Today Kaspersky Lab's research team published a new report on the discovery of 'Icefog', a small yet energetic APT (Advanced Persistent Threat) group that focuses on targets in South Korea and Japan, hitting the supply chain for Western companies.
The operation started in 2011 and has increased in size and scope over the last few years. The report shows a new trend - the emergence of small groups of 'cyber-mercenaries' available for hire to perform 'surgical' hit and run operations.
"For the past few years, we've seen a number of APTs hitting pretty much all kinds of victims and sectors. In most cases, attackers maintain a foothold in corporate and governmental networks for years, exfiltrating terabytes of sensitive information", said Costin Raiu, Director, Global Research & Analysis Team at Kaspersky Lab. "The 'hit and run' nature of the Icefog attacks demonstrate a new emerging trend: smaller hit-and-run gangs that are going after information with surgical precision. The attack usually lasts for a few days or weeks and after obtaining what they were looking for, the attackers clean up and leave. In the future, we predict the number of small, focused "APT-to-hire" groups to grow, specialising in hit-and-run operations; sort of 'cyber mercenaries' of the modern world."
According to the report, the attackers appear to have an interest in the following sectors: military, shipbuilding and maritime operations, computers and software development, research companies, telecom operators, satellite operators, mass media and television.
Kaspersky's research indicates the attackers were in interested targeting defense industry contractors such as Lig Nex1 and Selectron Industrial Company, ship-building companies such as DSME Tech, Hanjin Heavy Industries, telecom operators such as Korea Telecom and media companies such as Fuji TV and the Japan-China Economic Association.
The attackers are hijacking sensitive documents and company plans, e-mail account credentials, and passwords to access various resources inside and outside the victim's network.

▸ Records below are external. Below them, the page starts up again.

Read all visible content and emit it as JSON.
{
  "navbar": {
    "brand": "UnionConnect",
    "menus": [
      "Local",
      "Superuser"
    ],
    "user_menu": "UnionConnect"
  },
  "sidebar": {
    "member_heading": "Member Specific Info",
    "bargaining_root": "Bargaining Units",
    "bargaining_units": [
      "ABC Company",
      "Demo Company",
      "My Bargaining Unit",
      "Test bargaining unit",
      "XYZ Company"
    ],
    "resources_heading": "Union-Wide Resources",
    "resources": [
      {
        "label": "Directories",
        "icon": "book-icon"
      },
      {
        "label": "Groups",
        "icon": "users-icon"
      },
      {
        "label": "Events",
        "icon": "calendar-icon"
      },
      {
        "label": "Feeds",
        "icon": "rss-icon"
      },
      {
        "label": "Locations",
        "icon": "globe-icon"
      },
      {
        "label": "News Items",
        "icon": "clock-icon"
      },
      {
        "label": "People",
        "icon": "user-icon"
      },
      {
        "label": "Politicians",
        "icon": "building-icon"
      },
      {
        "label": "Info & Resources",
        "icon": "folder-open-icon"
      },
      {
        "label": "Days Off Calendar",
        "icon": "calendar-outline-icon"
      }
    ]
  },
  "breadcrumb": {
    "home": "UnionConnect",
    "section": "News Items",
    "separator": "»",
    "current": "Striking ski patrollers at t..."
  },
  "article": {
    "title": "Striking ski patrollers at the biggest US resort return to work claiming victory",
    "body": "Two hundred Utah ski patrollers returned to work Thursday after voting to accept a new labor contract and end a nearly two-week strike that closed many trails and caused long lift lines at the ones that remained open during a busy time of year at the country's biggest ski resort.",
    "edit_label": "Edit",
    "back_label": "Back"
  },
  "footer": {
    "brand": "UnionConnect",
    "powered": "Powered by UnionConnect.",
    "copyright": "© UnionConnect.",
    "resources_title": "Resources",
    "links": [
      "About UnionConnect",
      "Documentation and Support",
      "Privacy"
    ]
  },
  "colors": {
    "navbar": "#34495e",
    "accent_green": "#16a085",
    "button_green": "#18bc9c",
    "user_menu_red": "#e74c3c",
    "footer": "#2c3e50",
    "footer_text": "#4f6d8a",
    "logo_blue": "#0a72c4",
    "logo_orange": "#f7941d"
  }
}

During the operation, the attackers are using the "Icefog" backdoor set (also known as "Fucobha"). Kaspersky Lab identified versions of Icefog for both Microsoft Windows and Mac OS X.

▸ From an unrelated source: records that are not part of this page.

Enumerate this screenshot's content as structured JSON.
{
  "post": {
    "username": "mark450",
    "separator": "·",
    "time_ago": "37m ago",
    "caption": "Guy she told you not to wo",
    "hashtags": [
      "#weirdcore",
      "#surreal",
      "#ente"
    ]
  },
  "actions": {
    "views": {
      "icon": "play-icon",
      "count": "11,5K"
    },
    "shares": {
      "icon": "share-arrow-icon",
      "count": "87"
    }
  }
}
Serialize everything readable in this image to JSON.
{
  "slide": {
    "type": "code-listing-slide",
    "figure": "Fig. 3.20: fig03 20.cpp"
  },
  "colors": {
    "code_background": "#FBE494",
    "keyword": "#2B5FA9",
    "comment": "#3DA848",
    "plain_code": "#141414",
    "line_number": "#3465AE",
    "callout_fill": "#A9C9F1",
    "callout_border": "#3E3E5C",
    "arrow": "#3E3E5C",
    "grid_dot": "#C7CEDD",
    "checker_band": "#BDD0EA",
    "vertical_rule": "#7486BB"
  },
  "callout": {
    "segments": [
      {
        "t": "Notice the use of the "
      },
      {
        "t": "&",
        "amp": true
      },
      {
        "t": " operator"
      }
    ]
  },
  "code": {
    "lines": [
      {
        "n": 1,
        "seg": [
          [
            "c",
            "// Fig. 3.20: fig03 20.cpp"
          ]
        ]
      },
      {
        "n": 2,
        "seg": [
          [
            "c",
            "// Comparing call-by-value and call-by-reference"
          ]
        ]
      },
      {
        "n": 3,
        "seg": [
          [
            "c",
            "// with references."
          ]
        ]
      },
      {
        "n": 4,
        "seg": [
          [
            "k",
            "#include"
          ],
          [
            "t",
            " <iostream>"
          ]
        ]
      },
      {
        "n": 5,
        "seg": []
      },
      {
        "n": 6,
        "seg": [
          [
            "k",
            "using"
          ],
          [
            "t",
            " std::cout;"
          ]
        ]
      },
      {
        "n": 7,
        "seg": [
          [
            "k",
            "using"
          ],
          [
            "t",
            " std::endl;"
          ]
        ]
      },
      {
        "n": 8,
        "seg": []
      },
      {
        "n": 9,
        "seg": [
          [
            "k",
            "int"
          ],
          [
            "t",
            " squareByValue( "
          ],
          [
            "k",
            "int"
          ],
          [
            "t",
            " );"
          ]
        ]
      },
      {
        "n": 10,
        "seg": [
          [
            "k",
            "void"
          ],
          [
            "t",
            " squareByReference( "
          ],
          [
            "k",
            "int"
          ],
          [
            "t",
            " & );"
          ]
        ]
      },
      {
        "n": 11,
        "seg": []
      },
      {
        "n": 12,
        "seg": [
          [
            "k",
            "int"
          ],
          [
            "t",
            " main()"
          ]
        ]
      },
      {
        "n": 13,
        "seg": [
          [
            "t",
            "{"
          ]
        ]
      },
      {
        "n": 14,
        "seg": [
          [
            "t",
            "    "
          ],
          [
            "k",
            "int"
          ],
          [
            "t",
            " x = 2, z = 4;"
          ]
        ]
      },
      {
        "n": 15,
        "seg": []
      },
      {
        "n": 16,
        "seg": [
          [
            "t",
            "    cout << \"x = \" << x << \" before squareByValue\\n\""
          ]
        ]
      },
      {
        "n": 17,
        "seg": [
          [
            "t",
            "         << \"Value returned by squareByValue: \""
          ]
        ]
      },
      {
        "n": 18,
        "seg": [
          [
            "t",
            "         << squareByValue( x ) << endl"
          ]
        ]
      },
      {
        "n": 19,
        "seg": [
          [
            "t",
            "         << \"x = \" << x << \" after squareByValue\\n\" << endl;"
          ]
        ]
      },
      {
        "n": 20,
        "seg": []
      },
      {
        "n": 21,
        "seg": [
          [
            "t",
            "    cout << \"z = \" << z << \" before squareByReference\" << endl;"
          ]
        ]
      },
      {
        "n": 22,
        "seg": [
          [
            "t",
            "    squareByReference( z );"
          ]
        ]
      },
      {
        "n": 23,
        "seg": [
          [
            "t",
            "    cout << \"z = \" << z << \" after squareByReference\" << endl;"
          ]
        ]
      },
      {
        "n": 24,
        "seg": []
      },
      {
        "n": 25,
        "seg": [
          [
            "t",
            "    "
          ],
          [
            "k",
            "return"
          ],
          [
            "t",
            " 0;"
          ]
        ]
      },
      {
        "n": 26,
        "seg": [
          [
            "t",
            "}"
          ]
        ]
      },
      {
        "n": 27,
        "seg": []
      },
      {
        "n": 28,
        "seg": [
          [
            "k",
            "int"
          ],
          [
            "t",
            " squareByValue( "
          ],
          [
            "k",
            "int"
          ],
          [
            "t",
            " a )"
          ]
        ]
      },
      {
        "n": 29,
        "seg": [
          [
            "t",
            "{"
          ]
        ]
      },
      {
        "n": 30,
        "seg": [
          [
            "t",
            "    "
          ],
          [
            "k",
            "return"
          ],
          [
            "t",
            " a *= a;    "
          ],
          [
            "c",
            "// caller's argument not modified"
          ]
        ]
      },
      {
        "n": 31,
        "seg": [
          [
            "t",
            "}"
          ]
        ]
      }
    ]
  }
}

While in most other APT campaigns, victims remain infected for months or even years and attackers are continuously exfiltrating data, Icefog operators are processing victims one by one - locating and copying only specific, targeted information. Once the desired information has been obtained, they leave.

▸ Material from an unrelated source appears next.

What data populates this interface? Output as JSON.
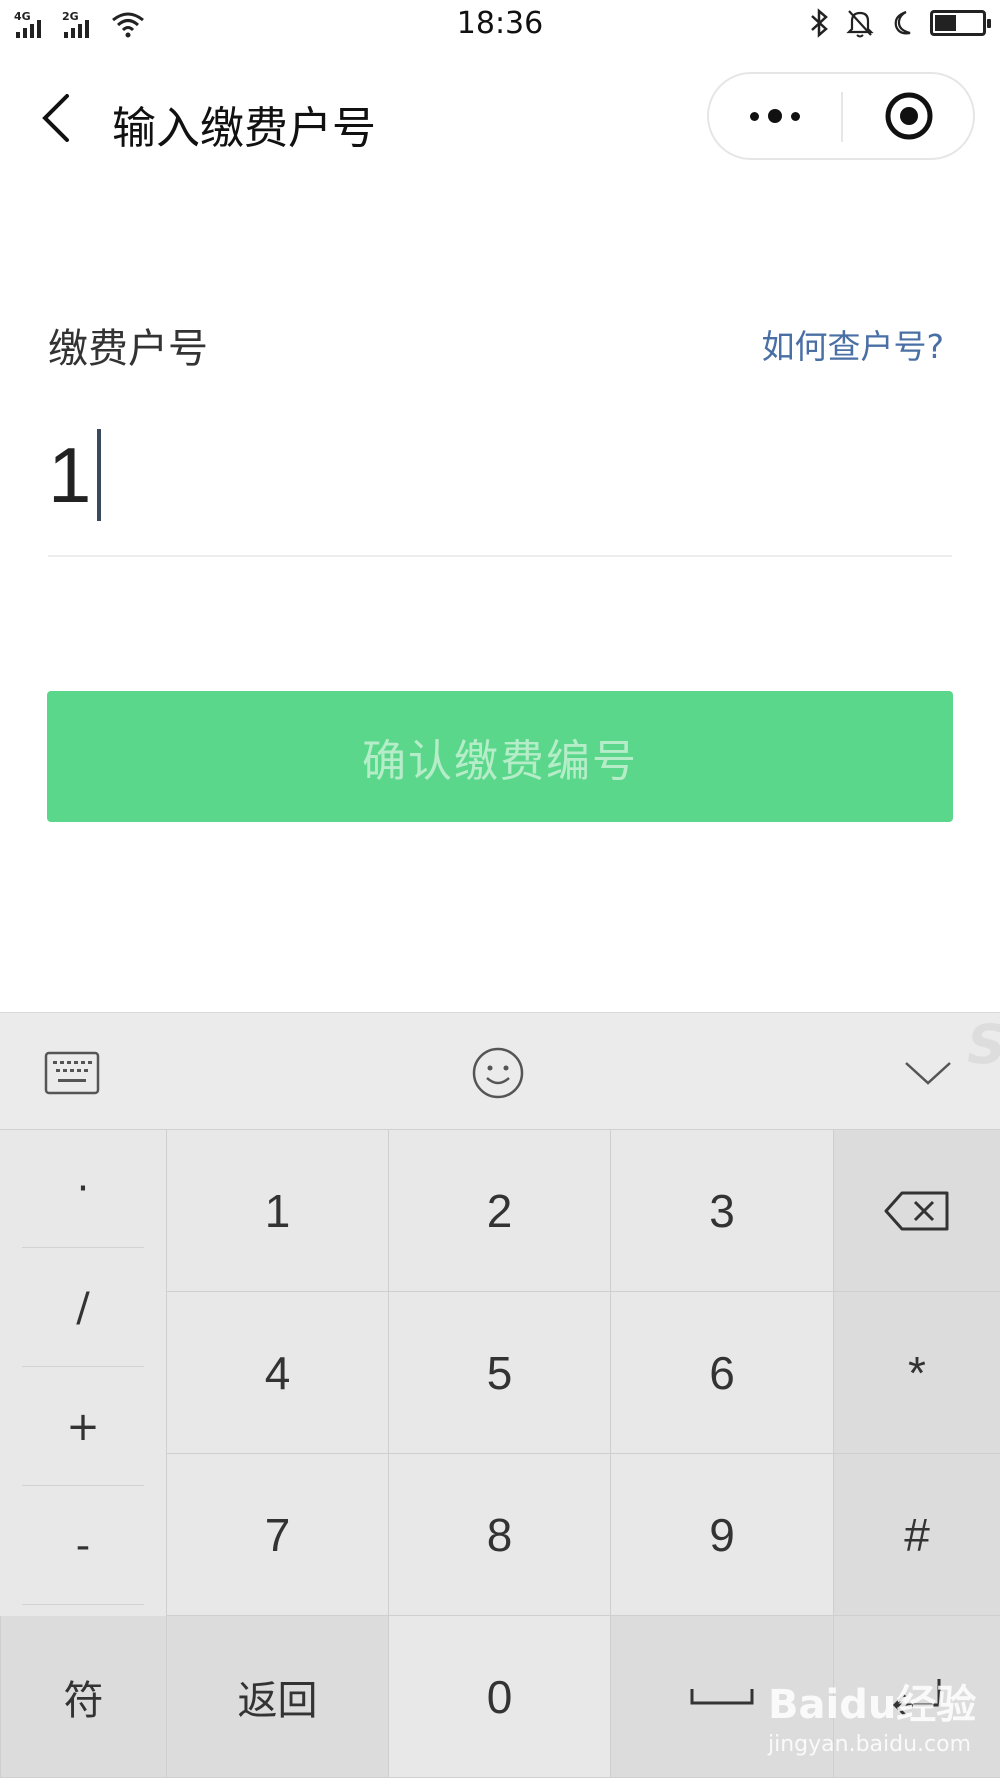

In most cases, the Icefog operators appear to know exactly what they need from the victims, according to the security firm.
Kaspersky researchers have sinkholed 13 of the more than 70 domains used by the attackers. This provided statistics on the number of victims worldwide. In addition, the Icefog command and control servers maintain encrypted logs of the victims together with the various operations performed on them by the operators. These logs can sometimes help to identify the targets of the attacks and in some cases, the victims. In addition to Japan and South Korea, many sinkhole connections in several other countries were observed, including Taiwan, Hong Kong, China, USA, Australia, Canada, UK, Italy, Germany, Austria, Singapore, Belarus and Malaysia. In total, Kaspersky Lab observed more than 4000 unique infected IPs and several hundred victims (a few dozen Windows victims and more than 350 Mac OS X victims).
Based on the list of IPs used to monitor and control the infrastructure, Kaspersky Lab's experts assume some of the threat actors behind this operation are based in at least three countries: China, South Korea and Japan.